I would never forgive myself if I had let this chance slip, so I had to let go of my polite sensibilities and thrust myself into their proceedings. I did this by inching ever closer, so close that it was impossible for them to ignore my large melon creeping into their eyeline.
Bless DJ Spoony, he was the man who acknowledged my crazed presence, and told Thierry that I wanted to say hello. For this Spoony, I thank you. This is where the story really pays off….
Thierry turned ninety degrees. Despite his cab running and him quite obviosuly having other things to do, he looked at me, smiled and offered his hand. I grabbed it like it was the last piece of chicken in the bucket, but I managed to remain dignified when I shook it – apart from the fact that I didn’t let his hand go…..
I spoke to him. These were the words I uttered:
“Thierry, you are a hero of mine. I want to say thank you for what you did for our club, it means so much.”
Then, Thierry managed to shake off my clinging grasp, and put his now free hand to his heart, whilst simultaneously saying “thank you for this.”
I watched him enter his cab, and then as the vehicle left the scene, much like a farewell in a big screen movie – at least in my head. I smoked a cigarette to calm my nerves, and then began to hunt for my raison d’etre – Lee Dixon.
He was on the ground floor, and again it was DJ Spoony who enabled me to speak to Lee. I told him of my book and that I would love his experiences within the pages, and he agreed to give me his words.
I grabbed a photo with him, and then made my way upstairs. Mission accomplished. The rest of the night went well, and I met some great people, but it was Thierry and Lee that will remain ingrained on my memory.
The journey home was a blur, and the highlights reel that runs in my mind of Henry’s greatest exploits, now has a fantastic ending, when I met him.
His bronze-set form sits outside the Emirates as a constant reminder of his record with us, but Gooners don’t need a reminder.
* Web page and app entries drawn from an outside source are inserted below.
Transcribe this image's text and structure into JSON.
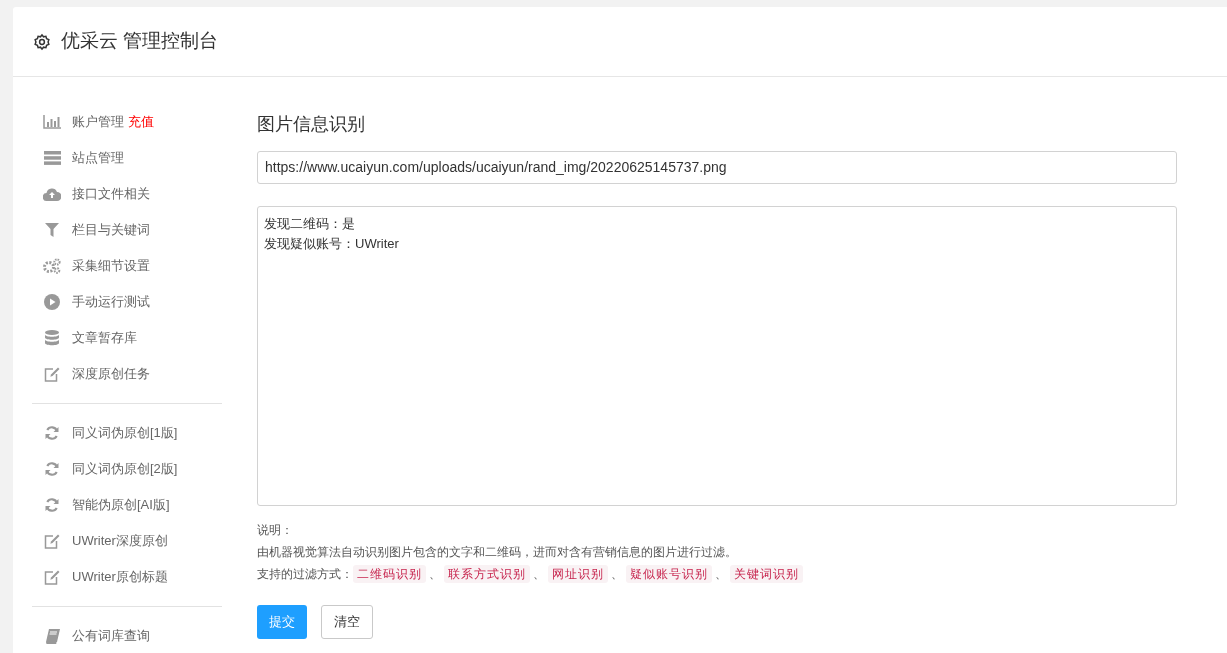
{
  "header": {
    "title": "优采云 管理控制台"
  },
  "sidebar": {
    "groups": [
      {
        "items": [
          {
            "label": "账户管理",
            "badge": "充值"
          },
          {
            "label": "站点管理"
          },
          {
            "label": "接口文件相关"
          },
          {
            "label": "栏目与关键词"
          },
          {
            "label": "采集细节设置"
          },
          {
            "label": "手动运行测试"
          },
          {
            "label": "文章暂存库"
          },
          {
            "label": "深度原创任务"
          }
        ]
      },
      {
        "items": [
          {
            "label": "同义词伪原创[1版]"
          },
          {
            "label": "同义词伪原创[2版]"
          },
          {
            "label": "智能伪原创[AI版]"
          },
          {
            "label": "UWriter深度原创"
          },
          {
            "label": "UWriter原创标题"
          }
        ]
      },
      {
        "items": [
          {
            "label": "公有词库查询"
          }
        ]
      }
    ]
  },
  "main": {
    "title": "图片信息识别",
    "url_field": {
      "value": "https://www.ucaiyun.com/uploads/ucaiyun/rand_img/20220625145737.png"
    },
    "result_field": {
      "lines": [
        "发现二维码：是",
        "发现疑似账号：UWriter"
      ]
    },
    "notes_heading": "说明：",
    "notes_text": "由机器视觉算法自动识别图片包含的文字和二维码，进而对含有营销信息的图片进行过滤。",
    "filters_label": "支持的过滤方式：",
    "filters": [
      {
        "label": "二维码识别",
        "separator": "、"
      },
      {
        "label": "联系方式识别",
        "separator": "、"
      },
      {
        "label": "网址识别",
        "separator": "、"
      },
      {
        "label": "疑似账号识别",
        "separator": "、"
      },
      {
        "label": "关键词识别"
      }
    ],
    "buttons": [
      {
        "label": "提交",
        "kind": "primary"
      },
      {
        "label": "清空",
        "kind": "default"
      }
    ]
  }
}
Meeting him was just as good as I had envisioned – but it could have been perfect……